One never likes to be the messenger with bad news, but The New York Times delivered one more dose of economic warning yesterday (Wednesday) when it pointed out that major league baseball crowds dropped off 40 per cent in the three-year depression period between 1931 and 1933.
In a huge piece on its first sports page, writer Ben Belson reminded readers that in the first season after the stock market crash of October, 1929, "baseball enjoyed record attendance", with the 16 teams topping 10 million for the first time. Attendance took a major thumping each of the next three summers, few teams made money and cost-cutting included dropping rosters from the traditional 25 to 23. "Even the best players--Babe Ruth among them--took pay cuts," The Times reported.
This typist certainly does not have all the answers for offsetting possible attendance and revenue dropoff for 2009 and beyond , but with the new warning--along with all the other signs we see every day--it is a gross understatement to say Independent Baseball teams need to be prudent with their spending and creative on behalf of their customer base, which includes both companies and individuals.
It is tricky to discount your product too much, but there are novel ways of doing so and still developing revenue. The Golden League's defending champion Orange County Flyers (Fullerton, CA) are offering two season tickets in their general admission section for the price of one.
Lancaster, PA of the Atlantic League is sweetening the value for full season ticket holders by including Barnstormers Bucks which can be used for concessions, merchandise and additional game tickets. "We think it's important to give back to those fans who have continued to invest in us over the years," said General Manager Vince Bulik. Lancaster, which is one of at least three Atlantic League teams cutting pre-season expenses by having its team train at home (instead of in Florida), also is driving outside revenue through its skating rink, the Ice Park.

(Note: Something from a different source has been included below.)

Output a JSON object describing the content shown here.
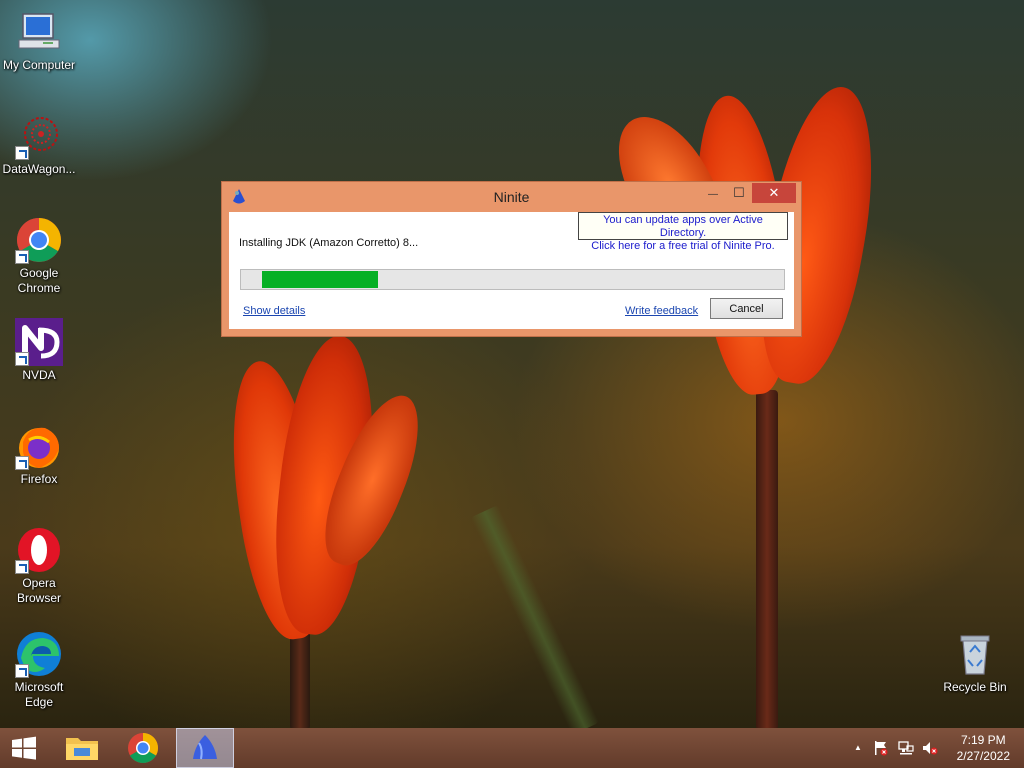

These are only a couple of examples. Look around. Your favorite team probably has its own offers which will allow fans to enjoy baseball without taking out a loan to do so.